“It is just a blessing for me and my family because the pain that they have carried, this [apology] has helped in the healing process of internal wounds,” said Miller, who was speaking with the Observer one day after president of the Independent Churches of Jamaica Bishop Dr Neville Owens issued an apology for the way Miller was treated by the religious community at the time of the Dudus débâcle.
“We have hurt you, as a church. We have said and done things [and] in your absence we have made utterances, we have broken covenant, we have violated trust [and] we have left you exposed when we should have galvanised you and undergirded you and supported you,” Owens said to rousing applause during a service on Sunday at Fellowship Tabernacle.
“We have left you wounded and scared on the Samaritan way. Sons and daughters have even left when they couldn’t wait because they couldn’t see the vision in their time. They did that to Jesus,” added Owens as he described Miller as “wounded within and wounded without”.
“This day could not end without a public apology,” said Owens to even louder applause during the service in which Fellowship Tabernacle was proclaimed as a model church of the Kingdom of God for the 21st century with 21st century relevance.
“So the Lord said He would wave away the reproach of Egypt [and] may the Lord roll away the reproach from Al Miller — accusations, insinuations — and may the Lord lift all burdens from your shoulder,” Owens added to thunderous applause from members of the main church at Fairfield Avenue in St Andrew and those visiting from its sister churches in Portmore, Mandeville, and Fort Lauderdale in the United States.
As part of his prayer for Miller and his wife Jasmine, Owens said, “We embrace him, and the Kingdom of God within him. May it rise, may it come alive, may it multiply, may is spread like water.”
Owens, who is the founder of Love and Faith World Outreach Ministries, pledged his support — financial and otherwise — to move Fellowship Tabernacle and its theology, which underpins its initiative to become the “manifestation of a model of God’s Kingdom-Nation in Jamaica and the Caribbean Province”.
Fellowship Tabernacle started 37 years ago, birthed as a church for the kingdom of God for the nation and called to become a model church for the 21st century.
Miller found himself in trouble with the law in June 2010 when he was charged after he was found in a car with Coke who was then Jamaica’s most wanted. The police claimed Miller tried to elude them with Coke, who was wearing a wig.
In his defence, Miller insisted that he was taking Coke to the US Embassy for him to surrender to American authorities who had wanted him on several drug charges.
According to Miller, his actions were in the interest of the country after a failed attempt by the security forces to arrest Coke in his Tivoli Gardens stronghold failed but left more than 70 people, including members of the security forces, dead.
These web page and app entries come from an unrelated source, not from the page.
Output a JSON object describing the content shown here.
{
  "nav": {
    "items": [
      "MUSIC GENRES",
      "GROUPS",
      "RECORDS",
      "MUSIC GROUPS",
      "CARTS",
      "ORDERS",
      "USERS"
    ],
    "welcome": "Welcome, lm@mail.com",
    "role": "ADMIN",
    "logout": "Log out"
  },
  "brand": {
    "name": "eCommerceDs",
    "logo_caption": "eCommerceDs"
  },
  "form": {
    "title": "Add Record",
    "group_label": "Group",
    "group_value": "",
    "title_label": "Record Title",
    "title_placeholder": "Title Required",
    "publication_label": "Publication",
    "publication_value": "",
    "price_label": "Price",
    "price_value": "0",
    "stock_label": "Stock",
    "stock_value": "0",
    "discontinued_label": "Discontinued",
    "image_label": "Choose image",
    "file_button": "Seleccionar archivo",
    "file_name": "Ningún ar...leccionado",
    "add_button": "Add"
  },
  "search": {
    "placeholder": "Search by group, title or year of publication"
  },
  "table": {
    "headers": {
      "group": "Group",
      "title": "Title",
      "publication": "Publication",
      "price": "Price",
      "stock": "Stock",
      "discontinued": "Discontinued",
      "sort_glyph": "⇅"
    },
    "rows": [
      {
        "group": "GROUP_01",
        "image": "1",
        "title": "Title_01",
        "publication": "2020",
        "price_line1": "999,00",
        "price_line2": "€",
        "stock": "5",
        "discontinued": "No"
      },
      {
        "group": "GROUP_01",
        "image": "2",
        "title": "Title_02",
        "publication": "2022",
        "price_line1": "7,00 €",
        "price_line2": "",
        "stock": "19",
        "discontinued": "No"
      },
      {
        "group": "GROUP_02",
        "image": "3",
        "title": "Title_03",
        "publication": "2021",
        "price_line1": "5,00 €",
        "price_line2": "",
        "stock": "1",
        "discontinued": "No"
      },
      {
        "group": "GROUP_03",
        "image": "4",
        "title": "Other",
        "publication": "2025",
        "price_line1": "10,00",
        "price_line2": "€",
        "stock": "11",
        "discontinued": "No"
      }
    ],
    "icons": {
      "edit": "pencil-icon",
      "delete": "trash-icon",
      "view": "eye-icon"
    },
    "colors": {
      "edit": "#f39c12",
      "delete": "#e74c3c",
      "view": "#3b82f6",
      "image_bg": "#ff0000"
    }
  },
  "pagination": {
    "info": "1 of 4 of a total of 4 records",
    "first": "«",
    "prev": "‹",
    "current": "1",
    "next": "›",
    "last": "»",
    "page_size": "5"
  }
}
Miller argued that the situation was a crisis that had enveloped Jamaica, resulting in the loss of multiple lives, the country losing millions of dollars, and the destruction of Jamaica’s image.
The court did not accept his arguments and he was found guilty and fined $1 million or 12 months in prison.